“Plini succumbing to the enormous gravity of the Tech Fest Singularity Stage Scrim”
Plini’s music is an absolute godsend, and is both intellectually and emotively engaging from start to finish, dancing between dynamic extremes and always always with an ear for the song as a whole – which is devastatingly difficult to pull off for instrumental music like this. I have absolutely no doubt that Plini will be one of those musical figures who is revered by musicians in history for his contribution to the musical library. Thank you for your performance, Plini, and thank you for your compositions. Needless to say, his expert team of musicians including Disperse’s Jakub Zytecki perform, despite their age, like seasoned professionals effortlessly executing every nuance of the music. One Hundred and Six out of Ten.
After Plini’s set I needed nothing short of an Enema to calm my loins, but had to settle for a sit down and an ice cream cone which, with my intermittent lactose intolerance, would effectively achieve the same thing. I stared into space and wondered two things: 1) “What on earth can top that?” and 2) “Why am I bleeding from the face?” It appears that I was either a miracle religious omen on canvas, or more likely was simply suffering a haemorrhage of the general area de visage. Fortunately, I didn’t die and could continue to go on and enjoy Hacktivist, which I’m fairly confident is a good thing.
“I tried googling Enema first, lord knows why I couldn’t find a suitable picture…”
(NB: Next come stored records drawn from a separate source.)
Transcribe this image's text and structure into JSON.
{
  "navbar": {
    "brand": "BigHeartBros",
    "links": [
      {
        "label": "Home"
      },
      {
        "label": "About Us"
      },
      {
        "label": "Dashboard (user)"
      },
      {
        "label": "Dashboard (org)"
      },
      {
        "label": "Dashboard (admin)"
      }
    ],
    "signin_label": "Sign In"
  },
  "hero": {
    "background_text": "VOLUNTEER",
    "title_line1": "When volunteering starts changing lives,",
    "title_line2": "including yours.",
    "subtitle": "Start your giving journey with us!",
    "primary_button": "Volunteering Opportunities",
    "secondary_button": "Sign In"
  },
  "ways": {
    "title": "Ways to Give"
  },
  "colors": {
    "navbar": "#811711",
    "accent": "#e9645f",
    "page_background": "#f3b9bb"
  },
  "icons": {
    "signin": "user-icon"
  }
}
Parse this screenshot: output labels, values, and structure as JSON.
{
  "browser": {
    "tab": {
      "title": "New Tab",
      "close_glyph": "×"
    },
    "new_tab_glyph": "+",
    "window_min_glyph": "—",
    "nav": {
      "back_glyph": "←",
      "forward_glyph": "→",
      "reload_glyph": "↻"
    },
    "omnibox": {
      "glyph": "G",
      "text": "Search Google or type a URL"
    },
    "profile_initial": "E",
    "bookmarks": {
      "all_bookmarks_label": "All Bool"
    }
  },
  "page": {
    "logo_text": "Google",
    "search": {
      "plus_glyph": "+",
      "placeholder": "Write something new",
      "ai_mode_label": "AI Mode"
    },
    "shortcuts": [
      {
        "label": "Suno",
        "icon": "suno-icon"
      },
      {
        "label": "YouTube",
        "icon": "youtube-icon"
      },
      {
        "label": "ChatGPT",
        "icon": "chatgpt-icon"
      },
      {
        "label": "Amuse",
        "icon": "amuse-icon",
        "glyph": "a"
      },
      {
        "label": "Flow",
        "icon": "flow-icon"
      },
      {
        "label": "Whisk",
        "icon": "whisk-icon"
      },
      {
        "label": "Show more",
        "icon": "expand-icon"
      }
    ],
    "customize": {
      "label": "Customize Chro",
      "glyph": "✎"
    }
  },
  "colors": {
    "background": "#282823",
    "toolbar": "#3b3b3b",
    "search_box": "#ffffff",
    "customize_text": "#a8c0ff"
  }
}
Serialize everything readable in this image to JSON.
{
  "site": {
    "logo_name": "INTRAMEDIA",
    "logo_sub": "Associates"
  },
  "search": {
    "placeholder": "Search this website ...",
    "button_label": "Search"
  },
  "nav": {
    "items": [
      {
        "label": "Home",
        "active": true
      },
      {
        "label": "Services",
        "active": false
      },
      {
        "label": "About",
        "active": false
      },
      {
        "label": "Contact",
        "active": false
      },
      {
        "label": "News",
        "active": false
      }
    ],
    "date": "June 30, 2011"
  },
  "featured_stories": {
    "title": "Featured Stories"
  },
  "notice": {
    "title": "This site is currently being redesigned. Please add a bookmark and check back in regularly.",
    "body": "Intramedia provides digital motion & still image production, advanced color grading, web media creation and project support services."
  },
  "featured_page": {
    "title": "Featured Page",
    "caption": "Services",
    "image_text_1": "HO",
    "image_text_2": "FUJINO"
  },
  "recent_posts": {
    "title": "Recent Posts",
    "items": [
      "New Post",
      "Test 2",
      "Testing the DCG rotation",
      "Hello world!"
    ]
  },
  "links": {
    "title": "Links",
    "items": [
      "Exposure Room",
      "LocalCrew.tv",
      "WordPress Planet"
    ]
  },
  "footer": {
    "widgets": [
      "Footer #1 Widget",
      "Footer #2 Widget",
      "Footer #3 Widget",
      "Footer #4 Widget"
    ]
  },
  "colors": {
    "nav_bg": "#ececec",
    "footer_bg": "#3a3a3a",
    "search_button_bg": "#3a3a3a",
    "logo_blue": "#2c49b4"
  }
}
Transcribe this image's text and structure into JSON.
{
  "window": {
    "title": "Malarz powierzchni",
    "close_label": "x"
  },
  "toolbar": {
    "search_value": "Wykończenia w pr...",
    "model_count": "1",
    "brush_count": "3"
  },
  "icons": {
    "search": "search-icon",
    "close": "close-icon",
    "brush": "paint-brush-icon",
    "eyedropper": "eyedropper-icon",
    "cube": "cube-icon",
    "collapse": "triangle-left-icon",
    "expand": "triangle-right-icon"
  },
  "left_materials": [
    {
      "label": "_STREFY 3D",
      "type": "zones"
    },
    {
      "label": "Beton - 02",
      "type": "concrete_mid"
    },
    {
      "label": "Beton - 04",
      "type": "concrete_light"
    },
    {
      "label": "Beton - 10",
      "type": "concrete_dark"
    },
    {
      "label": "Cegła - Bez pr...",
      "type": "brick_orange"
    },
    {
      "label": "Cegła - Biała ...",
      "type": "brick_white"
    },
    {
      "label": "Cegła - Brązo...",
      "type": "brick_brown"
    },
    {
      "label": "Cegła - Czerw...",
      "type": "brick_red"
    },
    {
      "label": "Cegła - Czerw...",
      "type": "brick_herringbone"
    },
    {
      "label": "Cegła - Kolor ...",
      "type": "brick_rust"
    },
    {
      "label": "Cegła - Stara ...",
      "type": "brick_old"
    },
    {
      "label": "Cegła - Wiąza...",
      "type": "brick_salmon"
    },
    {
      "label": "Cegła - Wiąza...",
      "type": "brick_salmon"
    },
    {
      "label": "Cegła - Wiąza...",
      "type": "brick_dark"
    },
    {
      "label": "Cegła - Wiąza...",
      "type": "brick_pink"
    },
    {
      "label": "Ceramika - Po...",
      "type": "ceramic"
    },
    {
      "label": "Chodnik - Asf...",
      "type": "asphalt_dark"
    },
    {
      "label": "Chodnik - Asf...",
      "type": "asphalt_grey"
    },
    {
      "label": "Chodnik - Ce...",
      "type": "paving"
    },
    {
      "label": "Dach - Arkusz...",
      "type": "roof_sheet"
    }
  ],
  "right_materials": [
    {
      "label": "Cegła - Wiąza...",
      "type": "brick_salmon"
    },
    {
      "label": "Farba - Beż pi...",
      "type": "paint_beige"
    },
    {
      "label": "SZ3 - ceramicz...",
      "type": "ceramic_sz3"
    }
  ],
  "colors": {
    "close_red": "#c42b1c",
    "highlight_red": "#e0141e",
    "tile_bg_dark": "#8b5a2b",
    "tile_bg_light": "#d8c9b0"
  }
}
Hacktivist were essentially just right royally fucking dench. They sounded absolutely enormous. The 8 and 9 string guitars stomp along carrying the heavy aggression of their riffs, punctuating syncopated rhythms in unison with the slapped bass and kick, forming the perfect locked in rhythm section for this kind of music. Hacktivist stand as a brilliantly unique member of the Tech Metal musical family, and have carved themselves a niche which nobody seems to be able to join them in, probably because they’ve already got that shit locked down. The two frontmen of Hacktivist are a master-class in stage presence and crowd control. From moment to moment and song to song, the crowd are absolutely eating up anything J Hurley and Ben Marvin say or do. As much as it irks me to use this word un-ironically, they absolutely embody swagger. In fact, the whole band do. Exuding a collective confidence which brings every person in the room into their world, Hacktivist power through their set going from stride to stride. Enormous mosh pits open up as the UKTF audience just can’t but help have fun. It’s also a great joy to see a largely white audience awkwardly sing along to “Niggas in Paris”. But that’s the point: fun. Hacktivist are fucking fun. I haven’t enjoyed a live set with that sort of vigour and balls for a while. Hacktivist were the perfect band to close the early bird stage – a great booking on the part of UKTF – and put us in exactly the right mood to continue the party into the early hours.
… Or sit in a tent and get really high and shout loudly about spring rolls and bus fares until you pass out. I didn’t dream that night, but if I had it would have been a good dream. Probably about bears. Bears in a beautiful world of rainbows… bears in a beautiful rainbow world without dysentery. Right up until I woke up for day two…
– Devin Bellend